Let me be clear. I do not want to suggest for a moment that a bulk of goods comparable with that which passes through Hamburg or Rotterdam can ever in our lifetime be anticipated as passing through an airport because the range of goods for which air transport is suitable is very much more restricted than the range of goods being carried by sea to Hamburg and Rotterdam but Hamburg and Rotterdam have grown infinitely great as compared with all other European ports because they are in the entrepót trade and have acquired that reputation.
If you want to go into France a great majority of people will go in through Rotterdam rather than in through Marseilles because the distribution facilities are at Rotterdam. If you want to go into Continental Europe a great majority of people will go in through Hamburg rather than go on to Gdynia or some of the more accessible ports even further east because they have the facilities for redistribution.
There is another matter. They, of course, depend largely on their rail facilities in addition to the extraordinary docks system they have built up. The advantage of air transport is that there are not any rails associated with aeroplanes. They can fly direct to the distribution centre.
I do not deny that there is a risk in that but I believe the burden of that transhipment could be shared with Aer Lingus and might very conceivably provide very profitable occupation for certain surplus equipment that Aer Lingus must carry in order to meet the possibility of momentary breakdowns or servicing of aircraft. While at the present stage servicing equipment may be required to stand part of its time idle, if there were such a development at Shannon it could be mobilised to assist in the distribution of the broken cargoes that would originate from Shannon Airport. I still believe that is a possibility. I admit freely it is something that would have to be examined by experts. I doubt if it has ever got the consideration which is its due.

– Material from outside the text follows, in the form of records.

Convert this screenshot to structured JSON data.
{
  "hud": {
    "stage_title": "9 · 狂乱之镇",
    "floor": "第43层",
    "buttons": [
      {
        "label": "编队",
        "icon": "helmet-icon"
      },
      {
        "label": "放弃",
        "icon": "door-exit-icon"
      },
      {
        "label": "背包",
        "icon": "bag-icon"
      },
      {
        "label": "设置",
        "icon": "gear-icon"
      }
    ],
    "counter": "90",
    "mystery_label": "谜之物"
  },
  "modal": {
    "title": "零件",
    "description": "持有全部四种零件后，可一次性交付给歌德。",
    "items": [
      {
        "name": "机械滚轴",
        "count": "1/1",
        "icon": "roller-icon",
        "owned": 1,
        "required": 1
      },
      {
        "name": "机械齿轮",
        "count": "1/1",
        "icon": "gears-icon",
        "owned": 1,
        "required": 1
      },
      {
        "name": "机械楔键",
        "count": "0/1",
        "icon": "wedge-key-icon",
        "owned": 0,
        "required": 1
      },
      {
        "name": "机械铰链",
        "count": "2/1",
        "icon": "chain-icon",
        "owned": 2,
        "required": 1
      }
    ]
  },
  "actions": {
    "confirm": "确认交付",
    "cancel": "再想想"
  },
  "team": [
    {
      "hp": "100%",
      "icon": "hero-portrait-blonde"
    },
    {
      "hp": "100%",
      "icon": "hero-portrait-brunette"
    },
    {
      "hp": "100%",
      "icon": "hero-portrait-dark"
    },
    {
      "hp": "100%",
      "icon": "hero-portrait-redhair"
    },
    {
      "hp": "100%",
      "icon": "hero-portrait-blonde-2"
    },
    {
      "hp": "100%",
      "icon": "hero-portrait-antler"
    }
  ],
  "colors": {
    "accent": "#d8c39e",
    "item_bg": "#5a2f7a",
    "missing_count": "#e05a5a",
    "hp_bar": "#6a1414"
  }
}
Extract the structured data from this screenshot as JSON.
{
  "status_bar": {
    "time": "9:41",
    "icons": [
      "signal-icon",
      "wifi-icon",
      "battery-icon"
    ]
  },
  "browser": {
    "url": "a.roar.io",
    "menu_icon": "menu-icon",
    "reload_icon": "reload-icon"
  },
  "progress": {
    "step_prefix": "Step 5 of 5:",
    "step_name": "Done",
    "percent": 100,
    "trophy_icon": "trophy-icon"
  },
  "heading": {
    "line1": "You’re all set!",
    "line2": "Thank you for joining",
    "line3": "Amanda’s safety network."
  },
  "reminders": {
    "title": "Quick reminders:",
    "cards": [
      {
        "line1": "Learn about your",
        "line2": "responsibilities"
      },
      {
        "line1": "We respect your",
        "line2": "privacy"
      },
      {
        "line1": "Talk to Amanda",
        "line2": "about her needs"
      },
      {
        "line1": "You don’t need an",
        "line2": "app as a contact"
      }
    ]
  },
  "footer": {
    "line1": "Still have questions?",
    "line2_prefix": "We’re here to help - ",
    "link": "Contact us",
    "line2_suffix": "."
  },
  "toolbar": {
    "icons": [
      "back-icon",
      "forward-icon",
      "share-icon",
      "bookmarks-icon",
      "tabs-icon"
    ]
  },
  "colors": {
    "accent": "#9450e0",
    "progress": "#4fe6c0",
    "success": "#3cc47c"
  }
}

On this occasion when the Minister for Transport and Power is seeking to raise more capital, which I think is capital not only for Aer Lingus or Aerlínte but for Aer Rianta—and in fact Aer Rianta is, for the purpose of this Bill, the company—I am surprised he did not tell us something about the development of the factories at Shannon.